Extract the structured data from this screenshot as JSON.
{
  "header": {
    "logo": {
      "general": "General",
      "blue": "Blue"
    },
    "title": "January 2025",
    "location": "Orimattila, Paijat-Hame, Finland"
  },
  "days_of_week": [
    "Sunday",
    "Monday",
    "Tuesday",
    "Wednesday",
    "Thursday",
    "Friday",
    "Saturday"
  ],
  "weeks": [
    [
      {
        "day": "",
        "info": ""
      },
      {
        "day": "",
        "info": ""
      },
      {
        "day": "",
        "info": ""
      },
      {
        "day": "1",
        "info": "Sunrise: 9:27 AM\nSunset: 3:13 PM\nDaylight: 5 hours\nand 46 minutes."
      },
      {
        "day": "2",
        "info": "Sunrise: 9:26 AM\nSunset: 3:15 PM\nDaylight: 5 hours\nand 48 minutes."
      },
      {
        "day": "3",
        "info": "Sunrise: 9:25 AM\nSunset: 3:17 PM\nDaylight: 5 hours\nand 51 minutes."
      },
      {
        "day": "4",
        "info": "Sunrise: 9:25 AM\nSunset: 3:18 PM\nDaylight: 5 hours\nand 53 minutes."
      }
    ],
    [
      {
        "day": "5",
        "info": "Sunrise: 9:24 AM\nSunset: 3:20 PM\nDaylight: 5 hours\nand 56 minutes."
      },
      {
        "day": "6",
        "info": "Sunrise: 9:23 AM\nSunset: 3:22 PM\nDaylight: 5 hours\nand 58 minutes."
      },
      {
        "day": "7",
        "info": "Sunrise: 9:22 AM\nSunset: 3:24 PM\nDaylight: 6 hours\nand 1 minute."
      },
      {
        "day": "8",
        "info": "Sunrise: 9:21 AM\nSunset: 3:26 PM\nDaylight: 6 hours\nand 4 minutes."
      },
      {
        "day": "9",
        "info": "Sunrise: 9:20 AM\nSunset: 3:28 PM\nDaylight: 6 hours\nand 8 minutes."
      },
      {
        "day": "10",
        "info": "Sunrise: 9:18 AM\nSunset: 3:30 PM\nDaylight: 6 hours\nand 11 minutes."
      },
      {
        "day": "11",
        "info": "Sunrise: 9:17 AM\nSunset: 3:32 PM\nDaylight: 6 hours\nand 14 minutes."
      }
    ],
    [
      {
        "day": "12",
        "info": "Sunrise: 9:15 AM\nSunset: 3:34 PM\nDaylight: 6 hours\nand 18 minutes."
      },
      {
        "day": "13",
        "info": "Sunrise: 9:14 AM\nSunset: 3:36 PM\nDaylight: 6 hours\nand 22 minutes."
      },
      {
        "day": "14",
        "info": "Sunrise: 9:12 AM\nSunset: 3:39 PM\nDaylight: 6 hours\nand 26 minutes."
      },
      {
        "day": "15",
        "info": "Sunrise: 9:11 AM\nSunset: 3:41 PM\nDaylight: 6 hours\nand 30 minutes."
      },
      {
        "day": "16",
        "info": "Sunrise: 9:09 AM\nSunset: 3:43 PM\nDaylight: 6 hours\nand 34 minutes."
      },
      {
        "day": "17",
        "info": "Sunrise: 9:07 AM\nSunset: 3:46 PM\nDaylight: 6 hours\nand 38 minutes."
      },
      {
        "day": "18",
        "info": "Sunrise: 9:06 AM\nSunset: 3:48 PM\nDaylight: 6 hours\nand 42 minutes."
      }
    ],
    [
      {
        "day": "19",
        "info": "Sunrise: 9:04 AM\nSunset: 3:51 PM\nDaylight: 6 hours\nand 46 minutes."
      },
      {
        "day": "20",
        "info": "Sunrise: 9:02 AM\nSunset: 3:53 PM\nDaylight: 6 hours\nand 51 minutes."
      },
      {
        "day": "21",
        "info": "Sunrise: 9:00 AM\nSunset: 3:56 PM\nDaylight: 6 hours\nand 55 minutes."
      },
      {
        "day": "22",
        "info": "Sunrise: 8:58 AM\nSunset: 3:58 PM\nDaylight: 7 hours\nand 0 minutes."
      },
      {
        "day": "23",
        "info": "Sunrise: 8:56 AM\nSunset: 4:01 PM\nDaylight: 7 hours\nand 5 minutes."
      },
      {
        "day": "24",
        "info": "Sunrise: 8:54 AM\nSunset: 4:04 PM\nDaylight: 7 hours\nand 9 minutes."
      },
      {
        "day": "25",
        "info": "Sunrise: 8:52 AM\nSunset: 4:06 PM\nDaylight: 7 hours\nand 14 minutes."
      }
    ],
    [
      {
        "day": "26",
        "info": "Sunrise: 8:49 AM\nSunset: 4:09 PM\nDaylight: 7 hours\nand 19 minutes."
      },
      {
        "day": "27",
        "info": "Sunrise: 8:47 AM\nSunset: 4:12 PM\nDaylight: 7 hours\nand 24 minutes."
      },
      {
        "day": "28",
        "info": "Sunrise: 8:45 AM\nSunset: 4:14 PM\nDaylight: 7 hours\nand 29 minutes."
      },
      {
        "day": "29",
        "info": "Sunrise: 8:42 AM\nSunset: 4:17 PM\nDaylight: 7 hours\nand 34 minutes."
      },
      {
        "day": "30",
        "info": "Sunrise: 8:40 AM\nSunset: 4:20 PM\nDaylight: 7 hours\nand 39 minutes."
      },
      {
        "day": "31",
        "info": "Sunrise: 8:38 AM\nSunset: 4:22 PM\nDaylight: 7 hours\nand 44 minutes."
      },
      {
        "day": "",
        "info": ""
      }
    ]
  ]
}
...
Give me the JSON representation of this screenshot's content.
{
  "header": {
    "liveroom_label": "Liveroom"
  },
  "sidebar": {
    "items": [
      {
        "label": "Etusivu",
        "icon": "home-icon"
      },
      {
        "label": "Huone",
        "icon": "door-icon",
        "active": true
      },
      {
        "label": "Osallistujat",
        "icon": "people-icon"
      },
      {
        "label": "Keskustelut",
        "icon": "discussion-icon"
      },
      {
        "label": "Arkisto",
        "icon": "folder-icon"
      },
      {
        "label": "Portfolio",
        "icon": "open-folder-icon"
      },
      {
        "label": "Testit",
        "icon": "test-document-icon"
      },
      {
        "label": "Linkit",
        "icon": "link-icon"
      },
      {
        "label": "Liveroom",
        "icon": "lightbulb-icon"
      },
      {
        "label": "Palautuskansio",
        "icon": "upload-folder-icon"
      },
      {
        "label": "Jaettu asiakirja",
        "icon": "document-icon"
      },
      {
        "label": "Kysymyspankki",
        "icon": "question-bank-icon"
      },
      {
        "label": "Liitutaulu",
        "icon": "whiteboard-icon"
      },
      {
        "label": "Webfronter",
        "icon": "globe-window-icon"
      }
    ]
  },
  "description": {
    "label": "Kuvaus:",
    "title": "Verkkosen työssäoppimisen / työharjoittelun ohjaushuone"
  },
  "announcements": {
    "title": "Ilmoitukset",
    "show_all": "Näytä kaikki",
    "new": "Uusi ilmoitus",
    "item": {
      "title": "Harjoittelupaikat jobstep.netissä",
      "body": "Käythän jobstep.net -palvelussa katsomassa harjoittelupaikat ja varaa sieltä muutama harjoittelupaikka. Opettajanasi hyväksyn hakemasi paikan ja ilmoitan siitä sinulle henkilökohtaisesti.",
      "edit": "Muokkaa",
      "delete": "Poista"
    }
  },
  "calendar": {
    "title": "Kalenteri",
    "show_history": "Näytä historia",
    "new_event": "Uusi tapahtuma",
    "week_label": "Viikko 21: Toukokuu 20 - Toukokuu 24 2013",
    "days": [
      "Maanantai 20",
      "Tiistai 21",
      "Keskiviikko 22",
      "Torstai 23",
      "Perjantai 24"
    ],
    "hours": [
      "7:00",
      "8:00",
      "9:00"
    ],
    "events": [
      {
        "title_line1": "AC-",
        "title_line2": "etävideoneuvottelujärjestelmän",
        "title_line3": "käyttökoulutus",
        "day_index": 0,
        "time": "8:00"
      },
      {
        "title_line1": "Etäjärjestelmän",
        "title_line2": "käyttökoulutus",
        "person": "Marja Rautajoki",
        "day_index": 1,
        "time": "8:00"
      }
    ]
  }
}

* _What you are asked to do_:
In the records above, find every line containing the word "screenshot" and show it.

* _Completed exercise_:
Extract the structured data from this screenshot as JSON.
Give me the JSON representation of this screenshot's content.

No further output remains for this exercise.